Psychosomatic research in hypertension: the lack of impact of decades of research and new directions to consider.
- Samuel J Mann
- Journal of clinical hypertension

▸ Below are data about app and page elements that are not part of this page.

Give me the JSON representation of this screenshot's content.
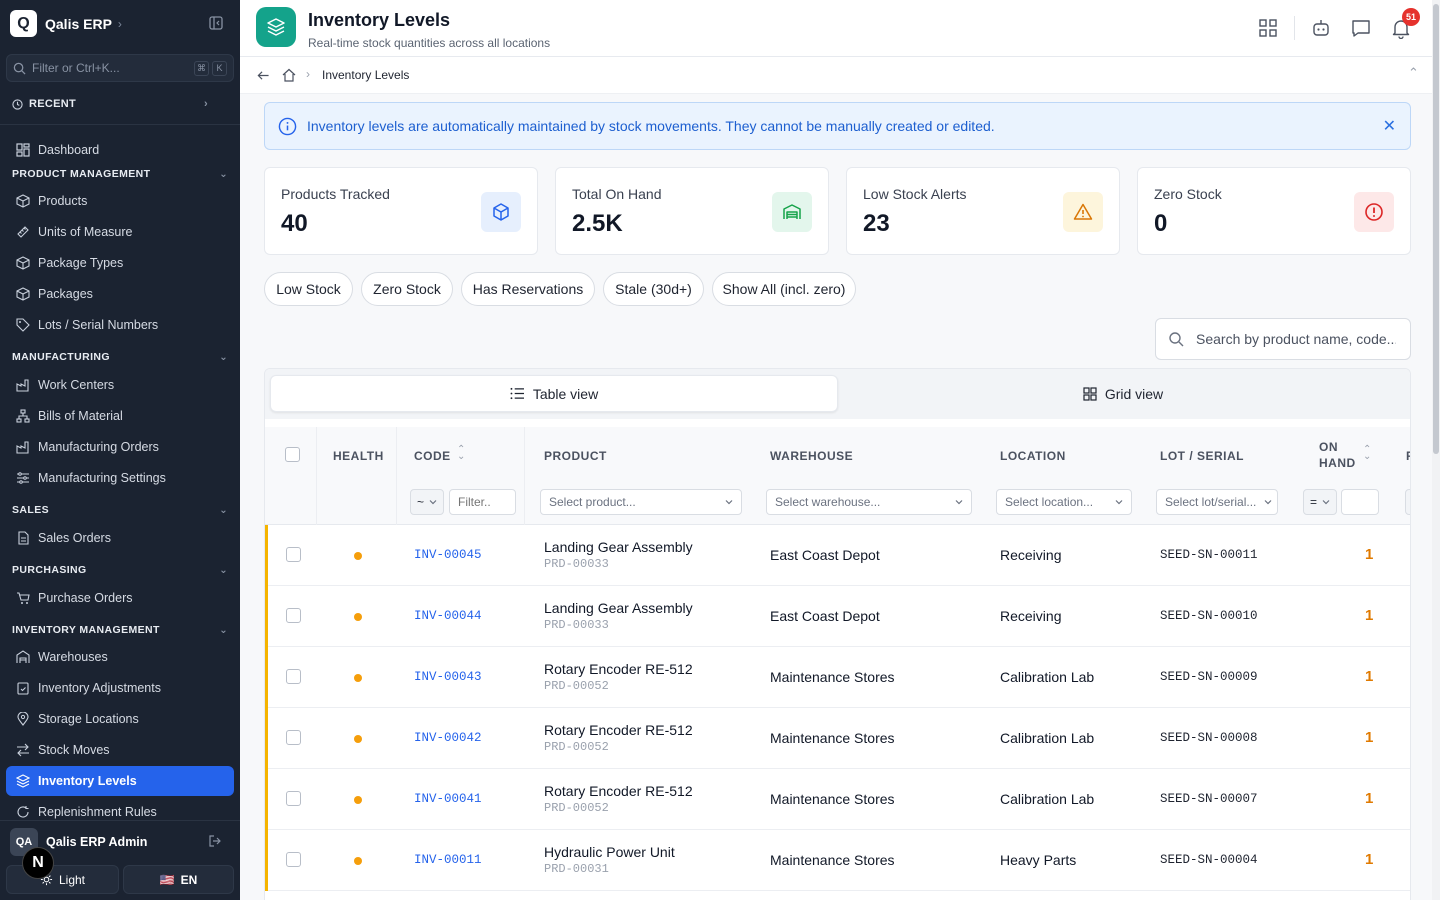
{
  "brand": {
    "logo_letter": "Q",
    "name": "Qalis ERP"
  },
  "sidebar": {
    "search_placeholder": "Filter or Ctrl+K...",
    "kbd1": "⌘",
    "kbd2": "K",
    "recent_label": "RECENT",
    "dashboard": "Dashboard",
    "sections": {
      "product": "PRODUCT MANAGEMENT",
      "manufacturing": "MANUFACTURING",
      "sales": "SALES",
      "purchasing": "PURCHASING",
      "inventory": "INVENTORY MANAGEMENT"
    },
    "items": {
      "products": "Products",
      "uom": "Units of Measure",
      "package_types": "Package Types",
      "packages": "Packages",
      "lots": "Lots / Serial Numbers",
      "work_centers": "Work Centers",
      "bom": "Bills of Material",
      "mo": "Manufacturing Orders",
      "mfg_settings": "Manufacturing Settings",
      "sales_orders": "Sales Orders",
      "purchase_orders": "Purchase Orders",
      "warehouses": "Warehouses",
      "inv_adj": "Inventory Adjustments",
      "storage_locations": "Storage Locations",
      "stock_moves": "Stock Moves",
      "inventory_levels": "Inventory Levels",
      "replenishment": "Replenishment Rules"
    },
    "user_initials": "QA",
    "user_name": "Qalis ERP Admin",
    "n_badge": "N",
    "theme_label": "Light",
    "lang_flag": "🇺🇸",
    "lang_label": "EN"
  },
  "header": {
    "title": "Inventory Levels",
    "subtitle": "Real-time stock quantities across all locations",
    "notif_count": "51"
  },
  "breadcrumb": {
    "current": "Inventory Levels"
  },
  "info_banner": "Inventory levels are automatically maintained by stock movements. They cannot be manually created or edited.",
  "stats": [
    {
      "label": "Products Tracked",
      "value": "40"
    },
    {
      "label": "Total On Hand",
      "value": "2.5K"
    },
    {
      "label": "Low Stock Alerts",
      "value": "23"
    },
    {
      "label": "Zero Stock",
      "value": "0"
    }
  ],
  "filters": [
    "Low Stock",
    "Zero Stock",
    "Has Reservations",
    "Stale (30d+)",
    "Show All (incl. zero)"
  ],
  "search_placeholder": "Search by product name, code...",
  "view_tabs": {
    "table": "Table view",
    "grid": "Grid view"
  },
  "columns": {
    "health": "HEALTH",
    "code": "CODE",
    "product": "PRODUCT",
    "warehouse": "WAREHOUSE",
    "location": "LOCATION",
    "lot": "LOT / SERIAL",
    "on_hand_1": "ON",
    "on_hand_2": "HAND",
    "next": "R"
  },
  "column_filters": {
    "code_op": "~",
    "code_placeholder": "Filter..",
    "product": "Select product...",
    "warehouse": "Select warehouse...",
    "location": "Select location...",
    "lot": "Select lot/serial...",
    "qty_op": "="
  },
  "rows": [
    {
      "code": "INV-00045",
      "product": "Landing Gear Assembly",
      "product_code": "PRD-00033",
      "warehouse": "East Coast Depot",
      "location": "Receiving",
      "lot": "SEED-SN-00011",
      "on_hand": "1"
    },
    {
      "code": "INV-00044",
      "product": "Landing Gear Assembly",
      "product_code": "PRD-00033",
      "warehouse": "East Coast Depot",
      "location": "Receiving",
      "lot": "SEED-SN-00010",
      "on_hand": "1"
    },
    {
      "code": "INV-00043",
      "product": "Rotary Encoder RE-512",
      "product_code": "PRD-00052",
      "warehouse": "Maintenance Stores",
      "location": "Calibration Lab",
      "lot": "SEED-SN-00009",
      "on_hand": "1"
    },
    {
      "code": "INV-00042",
      "product": "Rotary Encoder RE-512",
      "product_code": "PRD-00052",
      "warehouse": "Maintenance Stores",
      "location": "Calibration Lab",
      "lot": "SEED-SN-00008",
      "on_hand": "1"
    },
    {
      "code": "INV-00041",
      "product": "Rotary Encoder RE-512",
      "product_code": "PRD-00052",
      "warehouse": "Maintenance Stores",
      "location": "Calibration Lab",
      "lot": "SEED-SN-00007",
      "on_hand": "1"
    },
    {
      "code": "INV-00011",
      "product": "Hydraulic Power Unit",
      "product_code": "PRD-00031",
      "warehouse": "Maintenance Stores",
      "location": "Heavy Parts",
      "lot": "SEED-SN-00004",
      "on_hand": "1"
    }
  ],
  "colors": {
    "accent": "#2563eb",
    "brand": "#14a38b",
    "sidebar": "#1b2331",
    "low_stock": "#f59e0b",
    "danger": "#e5322d"
  }
}
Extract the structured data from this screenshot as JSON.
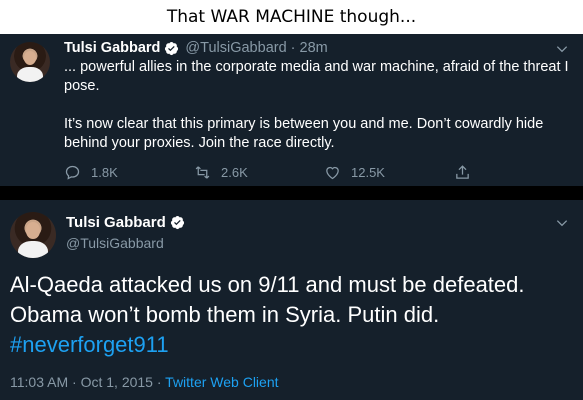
{
  "caption": "That WAR MACHINE though...",
  "colors": {
    "background_dark": "#15202b",
    "divider": "#000000",
    "text_primary": "#ffffff",
    "text_secondary": "#8899a6",
    "accent_blue": "#1da1f2"
  },
  "tweet1": {
    "display_name": "Tulsi Gabbard",
    "handle": "@TulsiGabbard",
    "separator": "·",
    "time": "28m",
    "paragraphs": [
      "... powerful allies in the corporate media and war machine, afraid of the threat I pose.",
      "It’s now clear that this primary is between you and me. Don’t cowardly hide behind your proxies. Join the race directly."
    ],
    "replies": "1.8K",
    "retweets": "2.6K",
    "likes": "12.5K"
  },
  "tweet2": {
    "display_name": "Tulsi Gabbard",
    "handle": "@TulsiGabbard",
    "text_line1": "Al-Qaeda attacked us on 9/11 and must be defeated.",
    "text_line2": "Obama won’t bomb them in Syria. Putin did.",
    "hashtag": "#neverforget911",
    "time": "11:03 AM",
    "sep1": "·",
    "date": "Oct 1, 2015",
    "sep2": "·",
    "client": "Twitter Web Client"
  },
  "icons": {
    "verified": "verified-badge-icon",
    "chevron": "chevron-down-icon",
    "reply": "reply-icon",
    "retweet": "retweet-icon",
    "like": "heart-icon",
    "share": "share-icon"
  }
}
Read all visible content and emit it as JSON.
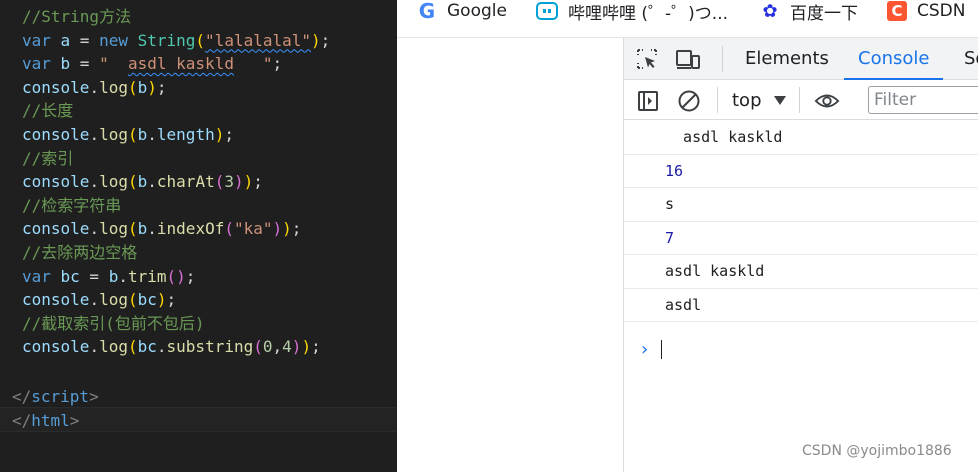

The purpose of this study was to investigate the association between essential hypertension and defensiveness. Fifty normotensive and 74 hypertensive subjects completed the State-Trait Personality Inventory (STPI) and State-Trait Anger Expression Inventory (STAXI) to assess perceived anger and anxiety, and the Marlowe-Crowne Scale of Social Desirability as an indicator of defensiveness. Hypertensive and normotensive groups did not differ in their scores on the anger, anger expression, and anxiety scales. In contrast, Marlowe-Crowne scores were higher in the hypertensive group (18.1+/-5.5 vs. 15.4+/-5.1) (p=0.006). Stepwise logistic regression that included age, gender, BMI, and Marlowe-Crowne scores (dichotomized at 18) showed that a high Marlowe-Crowne score was associated with a relative risk of 3.63 (CI 1.49-8.83) of being hypertensive, independent of age, gender, and BMI. Anger and anxiety scores did not predict hypertensive status and did not affect the relationship between Marlowe-Crowne score and hypertensive status. We conclude that defensiveness is more closely related to essential hypertension than is self-reported anger or anxiety. Better understanding of conscious and unconscious mechanisms of defensiveness are likely to be important in clarifying the link between emotions and hypertension.